▶ _Work instruction_:
Look below and pull out each line with the word "protocol".

-- Extracted entries follows --

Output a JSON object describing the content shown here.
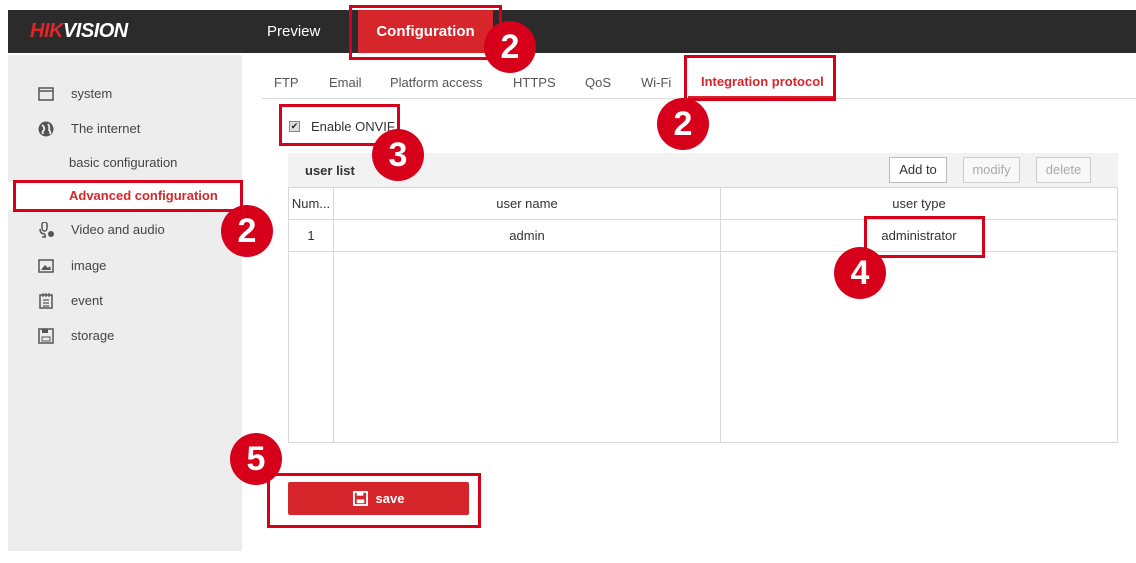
{
  "header": {
    "logo": "HIKVISION",
    "logo_red": "HIK",
    "logo_white": "VISION",
    "nav": [
      {
        "label": "Preview"
      },
      {
        "label": "Configuration",
        "active": true
      }
    ]
  },
  "sidebar": {
    "items": [
      {
        "label": "system",
        "icon": "window-icon"
      },
      {
        "label": "The internet",
        "icon": "globe-icon"
      },
      {
        "label": "basic configuration"
      },
      {
        "label": "Advanced configuration",
        "active": true
      },
      {
        "label": "Video and audio",
        "icon": "mic-icon"
      },
      {
        "label": "image",
        "icon": "image-icon"
      },
      {
        "label": "event",
        "icon": "calendar-icon"
      },
      {
        "label": "storage",
        "icon": "floppy-icon"
      }
    ]
  },
  "tabs": [
    "FTP",
    "Email",
    "Platform access",
    "HTTPS",
    "QoS",
    "Wi-Fi",
    "Integration protocol"
  ],
  "active_tab": "Integration protocol",
  "onvif": {
    "label": "Enable ONVIF",
    "checked": true
  },
  "userlist": {
    "title": "user list",
    "buttons": {
      "add": "Add to",
      "modify": "modify",
      "delete": "delete"
    },
    "columns": [
      "Num...",
      "user name",
      "user type"
    ],
    "rows": [
      {
        "num": "1",
        "name": "admin",
        "type": "administrator"
      }
    ]
  },
  "save_label": "save",
  "annotations": {
    "step2": "2",
    "step3": "3",
    "step4": "4",
    "step5": "5"
  },
  "colors": {
    "accent": "#d7262b",
    "header": "#2b2b2b",
    "annotation": "#d7001a"
  }
}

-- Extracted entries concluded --

▶ _Reply to the exercise_:
    "Integration protocol"
  "active_tab": "Integration protocol",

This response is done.